Exact copies of all records below are needed.

═══

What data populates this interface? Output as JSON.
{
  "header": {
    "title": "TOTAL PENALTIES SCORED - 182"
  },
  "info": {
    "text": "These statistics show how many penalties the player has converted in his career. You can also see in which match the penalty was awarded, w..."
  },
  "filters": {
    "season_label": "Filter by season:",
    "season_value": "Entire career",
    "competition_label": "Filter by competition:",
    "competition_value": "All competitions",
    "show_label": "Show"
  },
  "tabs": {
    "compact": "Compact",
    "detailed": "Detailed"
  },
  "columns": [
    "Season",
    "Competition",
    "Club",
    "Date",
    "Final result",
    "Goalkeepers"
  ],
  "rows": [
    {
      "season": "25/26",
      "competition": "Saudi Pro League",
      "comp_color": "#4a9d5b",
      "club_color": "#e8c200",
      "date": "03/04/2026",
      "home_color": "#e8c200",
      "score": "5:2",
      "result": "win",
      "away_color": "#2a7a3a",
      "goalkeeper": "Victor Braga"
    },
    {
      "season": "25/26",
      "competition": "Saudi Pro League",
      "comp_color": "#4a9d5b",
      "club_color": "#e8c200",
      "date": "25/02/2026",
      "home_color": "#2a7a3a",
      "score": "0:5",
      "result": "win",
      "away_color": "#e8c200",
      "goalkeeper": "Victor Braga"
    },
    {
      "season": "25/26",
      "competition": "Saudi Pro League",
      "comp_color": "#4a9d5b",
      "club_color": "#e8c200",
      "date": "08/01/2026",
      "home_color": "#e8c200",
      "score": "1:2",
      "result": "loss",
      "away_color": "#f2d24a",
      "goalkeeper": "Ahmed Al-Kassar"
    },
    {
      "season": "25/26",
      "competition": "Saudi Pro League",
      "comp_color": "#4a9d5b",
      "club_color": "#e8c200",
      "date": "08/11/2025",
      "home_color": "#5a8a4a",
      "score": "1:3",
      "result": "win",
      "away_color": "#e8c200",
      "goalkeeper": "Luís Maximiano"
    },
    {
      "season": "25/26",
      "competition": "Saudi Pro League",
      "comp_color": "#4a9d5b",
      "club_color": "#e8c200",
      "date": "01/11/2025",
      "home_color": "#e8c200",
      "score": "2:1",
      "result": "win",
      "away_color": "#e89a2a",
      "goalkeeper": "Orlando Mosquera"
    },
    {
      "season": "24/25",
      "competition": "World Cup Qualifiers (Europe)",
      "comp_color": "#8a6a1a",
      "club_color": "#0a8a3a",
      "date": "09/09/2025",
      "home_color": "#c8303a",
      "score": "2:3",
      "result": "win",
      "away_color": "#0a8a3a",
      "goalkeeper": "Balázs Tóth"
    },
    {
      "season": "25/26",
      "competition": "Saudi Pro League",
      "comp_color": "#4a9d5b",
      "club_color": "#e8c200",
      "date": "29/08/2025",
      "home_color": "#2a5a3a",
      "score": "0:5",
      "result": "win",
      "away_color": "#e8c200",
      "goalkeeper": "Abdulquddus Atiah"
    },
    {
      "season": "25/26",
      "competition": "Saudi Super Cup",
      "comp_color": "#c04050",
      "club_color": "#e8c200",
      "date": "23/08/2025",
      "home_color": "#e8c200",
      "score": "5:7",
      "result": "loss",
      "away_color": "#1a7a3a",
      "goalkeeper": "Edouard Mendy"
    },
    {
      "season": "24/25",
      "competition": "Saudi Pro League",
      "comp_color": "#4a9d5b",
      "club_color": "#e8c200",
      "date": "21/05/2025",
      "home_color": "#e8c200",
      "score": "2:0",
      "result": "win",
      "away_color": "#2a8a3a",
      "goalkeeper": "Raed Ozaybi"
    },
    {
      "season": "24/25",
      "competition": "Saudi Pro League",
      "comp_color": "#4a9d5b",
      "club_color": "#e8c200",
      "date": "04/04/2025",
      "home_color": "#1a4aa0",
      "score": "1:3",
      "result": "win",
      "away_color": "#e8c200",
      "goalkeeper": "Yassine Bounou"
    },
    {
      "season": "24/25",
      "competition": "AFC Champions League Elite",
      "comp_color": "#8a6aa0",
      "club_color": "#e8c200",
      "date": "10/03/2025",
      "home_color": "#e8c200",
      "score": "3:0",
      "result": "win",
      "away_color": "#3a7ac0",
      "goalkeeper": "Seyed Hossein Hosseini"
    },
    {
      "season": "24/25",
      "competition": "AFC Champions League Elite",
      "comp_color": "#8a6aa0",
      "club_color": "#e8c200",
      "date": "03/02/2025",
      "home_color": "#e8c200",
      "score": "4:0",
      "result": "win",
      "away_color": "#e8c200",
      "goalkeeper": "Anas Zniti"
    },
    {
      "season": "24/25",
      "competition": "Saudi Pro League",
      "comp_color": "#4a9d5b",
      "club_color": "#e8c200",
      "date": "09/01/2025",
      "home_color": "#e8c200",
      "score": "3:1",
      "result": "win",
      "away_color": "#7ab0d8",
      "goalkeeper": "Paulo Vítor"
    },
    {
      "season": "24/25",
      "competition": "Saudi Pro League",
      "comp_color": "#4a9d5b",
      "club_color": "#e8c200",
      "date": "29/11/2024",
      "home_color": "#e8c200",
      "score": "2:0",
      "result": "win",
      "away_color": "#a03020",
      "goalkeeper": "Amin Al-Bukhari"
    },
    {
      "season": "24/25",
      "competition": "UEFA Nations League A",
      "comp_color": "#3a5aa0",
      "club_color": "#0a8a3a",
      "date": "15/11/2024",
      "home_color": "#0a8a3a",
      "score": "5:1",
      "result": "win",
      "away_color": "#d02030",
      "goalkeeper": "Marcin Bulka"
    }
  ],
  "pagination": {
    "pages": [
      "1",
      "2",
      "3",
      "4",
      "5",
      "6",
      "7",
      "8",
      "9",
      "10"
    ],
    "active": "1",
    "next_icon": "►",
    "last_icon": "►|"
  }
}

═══

▶ Answer box
What data populates this interface? Output as JSON.
{
  "header": {
    "title": "TOTAL PENALTIES SCORED - 182"
  },
  "info": {
    "text": "These statistics show how many penalties the player has converted in his career. You can also see in which match the penalty was awarded, w..."
  },
  "filters": {
    "season_label": "Filter by season:",
    "season_value": "Entire career",
    "competition_label": "Filter by competition:",
    "competition_value": "All competitions",
    "show_label": "Show"
  },
  "tabs": {
    "compact": "Compact",
    "detailed": "Detailed"
  },
  "columns": [
    "Season",
    "Competition",
    "Club",
    "Date",
    "Final result",
    "Goalkeepers"
  ],
  "rows": [
    {
      "season": "25/26",
      "competition": "Saudi Pro League",
      "comp_color": "#4a9d5b",
      "club_color": "#e8c200",
      "date": "03/04/2026",
      "home_color": "#e8c200",
      "score": "5:2",
      "result": "win",
      "away_color": "#2a7a3a",
      "goalkeeper": "Victor Braga"
    },
    {
      "season": "25/26",
      "competition": "Saudi Pro League",
      "comp_color": "#4a9d5b",
      "club_color": "#e8c200",
      "date": "25/02/2026",
      "home_color": "#2a7a3a",
      "score": "0:5",
      "result": "win",
      "away_color": "#e8c200",
      "goalkeeper": "Victor Braga"
    },
    {
      "season": "25/26",
      "competition": "Saudi Pro League",
      "comp_color": "#4a9d5b",
      "club_color": "#e8c200",
      "date": "08/01/2026",
      "home_color": "#e8c200",
      "score": "1:2",
      "result": "loss",
      "away_color": "#f2d24a",
      "goalkeeper": "Ahmed Al-Kassar"
    },
    {
      "season": "25/26",
      "competition": "Saudi Pro League",
      "comp_color": "#4a9d5b",
      "club_color": "#e8c200",
      "date": "08/11/2025",
      "home_color": "#5a8a4a",
      "score": "1:3",
      "result": "win",
      "away_color": "#e8c200",
      "goalkeeper": "Luís Maximiano"
    },
    {
      "season": "25/26",
      "competition": "Saudi Pro League",
      "comp_color": "#4a9d5b",
      "club_color": "#e8c200",
      "date": "01/11/2025",
      "home_color": "#e8c200",
      "score": "2:1",
      "result": "win",
      "away_color": "#e89a2a",
      "goalkeeper": "Orlando Mosquera"
    },
    {
      "season": "24/25",
      "competition": "World Cup Qualifiers (Europe)",
      "comp_color": "#8a6a1a",
      "club_color": "#0a8a3a",
      "date": "09/09/2025",
      "home_color": "#c8303a",
      "score": "2:3",
      "result": "win",
      "away_color": "#0a8a3a",
      "goalkeeper": "Balázs Tóth"
    },
    {
      "season": "25/26",
      "competition": "Saudi Pro League",
      "comp_color": "#4a9d5b",
      "club_color": "#e8c200",
      "date": "29/08/2025",
      "home_color": "#2a5a3a",
      "score": "0:5",
      "result": "win",
      "away_color": "#e8c200",
      "goalkeeper": "Abdulquddus Atiah"
    },
    {
      "season": "25/26",
      "competition": "Saudi Super Cup",
      "comp_color": "#c04050",
      "club_color": "#e8c200",
      "date": "23/08/2025",
      "home_color": "#e8c200",
      "score": "5:7",
      "result": "loss",
      "away_color": "#1a7a3a",
      "goalkeeper": "Edouard Mendy"
    },
    {
      "season": "24/25",
      "competition": "Saudi Pro League",
      "comp_color": "#4a9d5b",
      "club_color": "#e8c200",
      "date": "21/05/2025",
      "home_color": "#e8c200",
      "score": "2:0",
      "result": "win",
      "away_color": "#2a8a3a",
      "goalkeeper": "Raed Ozaybi"
    },
    {
      "season": "24/25",
      "competition": "Saudi Pro League",
      "comp_color": "#4a9d5b",
      "club_color": "#e8c200",
      "date": "04/04/2025",
      "home_color": "#1a4aa0",
      "score": "1:3",
      "result": "win",
      "away_color": "#e8c200",
      "goalkeeper": "Yassine Bounou"
    },
    {
      "season": "24/25",
      "competition": "AFC Champions League Elite",
      "comp_color": "#8a6aa0",
      "club_color": "#e8c200",
      "date": "10/03/2025",
      "home_color": "#e8c200",
      "score": "3:0",
      "result": "win",
      "away_color": "#3a7ac0",
      "goalkeeper": "Seyed Hossein Hosseini"
    },
    {
      "season": "24/25",
      "competition": "AFC Champions League Elite",
      "comp_color": "#8a6aa0",
      "club_color": "#e8c200",
      "date": "03/02/2025",
      "home_color": "#e8c200",
      "score": "4:0",
      "result": "win",
      "away_color": "#e8c200",
      "goalkeeper": "Anas Zniti"
    },
    {
      "season": "24/25",
      "competition": "Saudi Pro League",
      "comp_color": "#4a9d5b",
      "club_color": "#e8c200",
      "date": "09/01/2025",
      "home_color": "#e8c200",
      "score": "3:1",
      "result": "win",
      "away_color": "#7ab0d8",
      "goalkeeper": "Paulo Vítor"
    },
    {
      "season": "24/25",
      "competition": "Saudi Pro League",
      "comp_color": "#4a9d5b",
      "club_color": "#e8c200",
      "date": "29/11/2024",
      "home_color": "#e8c200",
      "score": "2:0",
      "result": "win",
      "away_color": "#a03020",
      "goalkeeper": "Amin Al-Bukhari"
    },
    {
      "season": "24/25",
      "competition": "UEFA Nations League A",
      "comp_color": "#3a5aa0",
      "club_color": "#0a8a3a",
      "date": "15/11/2024",
      "home_color": "#0a8a3a",
      "score": "5:1",
      "result": "win",
      "away_color": "#d02030",
      "goalkeeper": "Marcin Bulka"
    }
  ],
  "pagination": {
    "pages": [
      "1",
      "2",
      "3",
      "4",
      "5",
      "6",
      "7",
      "8",
      "9",
      "10"
    ],
    "active": "1",
    "next_icon": "►",
    "last_icon": "►|"
  }
}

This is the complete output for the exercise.